What Is Casey’s Law?

My Loved One Is Abusing Drugs or Alcohol and I Am Afraid They May Hurt Themselves. What Can I Do?

If there is an immediate threat of harm to themselves or others call 911. Often families or friends turn to involuntary treatment because they feel that they have exhausted all other options. After all, the person who is abusing substances is hurting themselves, causing family strife, and harming others to continue using. If the person is treatment-resistant or does not see their substance use as a problem it leaves loved ones in a state of hopelessness and fear. This is OK and normal. Most people have little or no experience with substance abuse or treatment options, so they don’t know where to turn.

There are solutions beyond involuntary treatment that are more effective. An informal intervention by a neutral third party is one way to help ease a person into the realization that treatment is the best course of action. Formally structured interventions are another way to go. Making things difficult for the person suffering from addiction by strategically cutting off resources is another effective approach. At The Ridge, we are experienced with treatment-resistant individuals and can use our resources to assist in helping your loved one make the best choice.

What Is Casey’s Law?

Casey’s law is a piece of legislature passed in Ohio and Kentucky that allows loved ones to petition the court for involuntary addiction treatment.[1]

What States Have Casey’s Law?

As of October 2019, only Ohio and Kentucky have active versions of Casey’s law with versions in the works in Georgia and West Virginia. Civil commitment for substance use or involuntary substance use treatment laws, such as Florida’s Marchman Act or Kentucky’s Casey’s Law exist in 37 states.[2]

These laws are rarely used as an option because they can be complex to undertake, unclear, or are simply not known in the state. Also, once the process of involuntary commitment begins, a person suffering from substance use disorder may decide on their own to attend treatment.

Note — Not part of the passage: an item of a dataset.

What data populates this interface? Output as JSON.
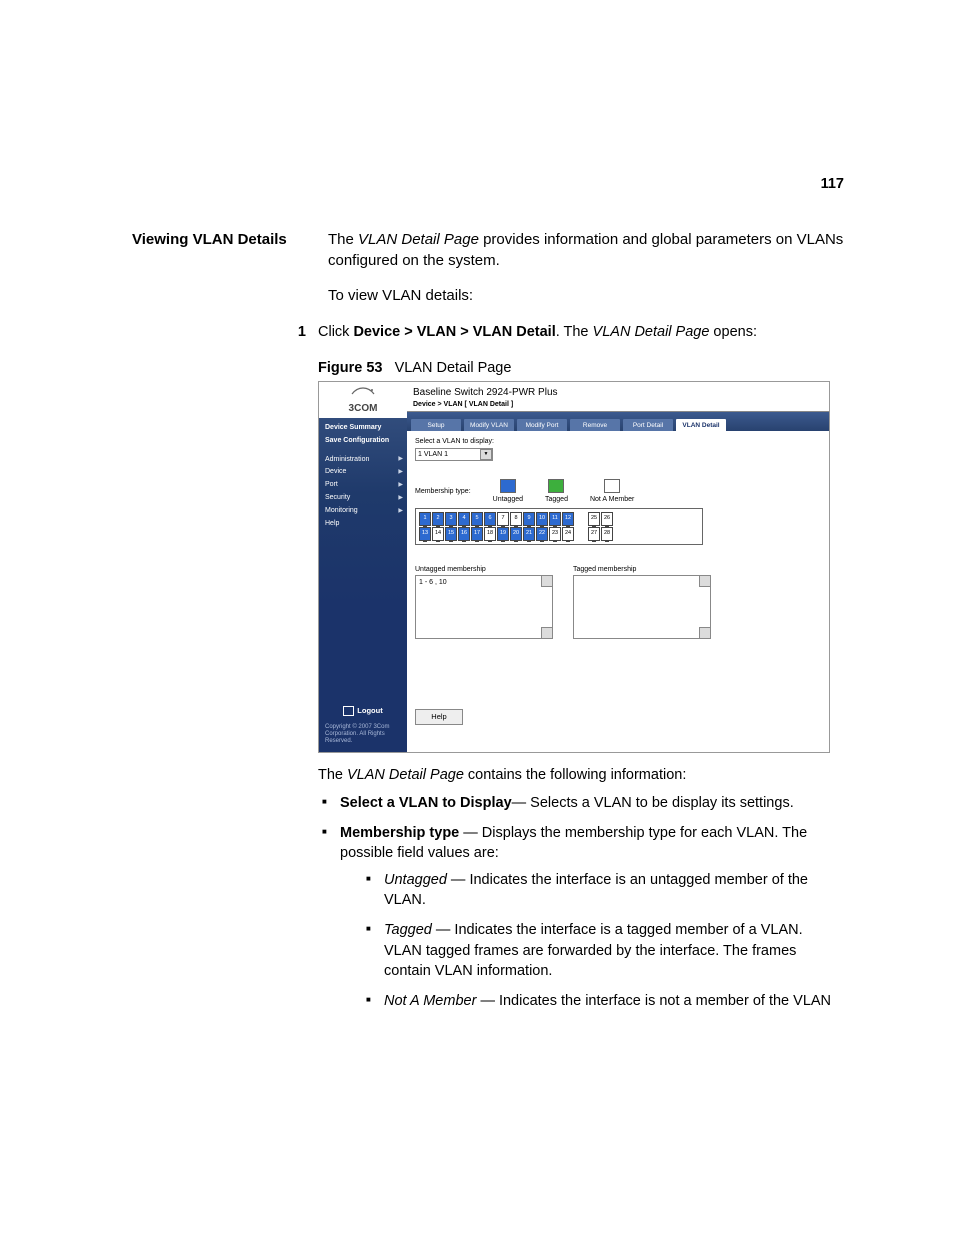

How Do I Use Casey’s Law or Another Civil Commitment Law to Court Order My Loved One Into Treatment?

For Casey’s law specifically, there are a series of legal steps that must be taken including filling out a petition and filing it with your local district court. There are fees involved with this filing and the process can take 14 days or longer. Additionally, two or more qualified health professionals must also agree that the person will benefit from treatment. Find out more about the specific steps for Kentucky here: https://odcp.ky.gov/Stop-Overdoses/Pages/Caseys-Law.aspx and for Ohio: http://caseyslaw.org/caseys-law-oh-steps/

What Are My Options If I Cannot Use Casey’s Law Where I Live?

If there is an immediate threat of harm to themselves or others call 911. If the individual’s substance use is creating imminent harm, your local jurisdiction may have a version of a “civil commitment” or “involuntary treatment” law that includes substance use. These laws vary greatly from state to state. Here is an interactive map that can help guide you to your own area’s laws and regulations: http://lawatlas.org/datasets/long-term-involuntary-commitment-laws

Our Family Has Been Through So Much, What Is Next for Us?

The fact remains: if an individual does not want help forcing treatment may not change their mindset. That does not make it any easier for the loved ones involved but there is always hope for the person suffering from the disease of addiction.

  • First of all, do not give up on your loved one.
  • Come up with a plan to get them into treatment.
  • Find out which centers can treat their specific type of substance use disorder.
  • Find out how they treat the disease of addiction, get specific, ask for staff credentials and treatment methods. Are they licensed in the state? Are they Joint Commission or CARF accredited? Is there detox offered if necessary? Is the treatment residential, outpatient, or partial hospitalization?
  • Determine what the financial impact will be, so you are ready. Check with local treatment centers to see if they accept your loved one’s health benefits, what the copay or out of pocket amounts are and, what the self-pay rate is. Are they in-network or out of network? Are there payment plans available?
  • Find out if your loved one needs detox services and what agencies provide those services. Again, find out the cost of detox services ahead of time.
  • Tour your local facilities and see what the environment is like, get an idea of what the center offers in both amenities (comfort) and clinical treatment (effectiveness). Here is a great resource for how to find the right treatment center: NAATP Treatment center selection guide. Remember effective treatment may be offered at a facility outside of your immediate area.
  • There are solutions beyond involuntary treatment. An informal intervention by a neutral third party is one way to help ease a person into the realization that treatment is the best course of action. Formally structured interventions are another way to go. Making things difficult for the person suffering from addiction by strategically cutting off resources is another effective approach.

The Bottom Line

Casey’s law and other civil commitment tools are one avenue to pursue when it comes time to get your treatment-resistant loved help. However, there are other less cumbersome, less expensive and effective avenues which you may not have considered. The Ridge can help navigate these questions for you and also can provide the residential treatment your loved one may need when they are ready.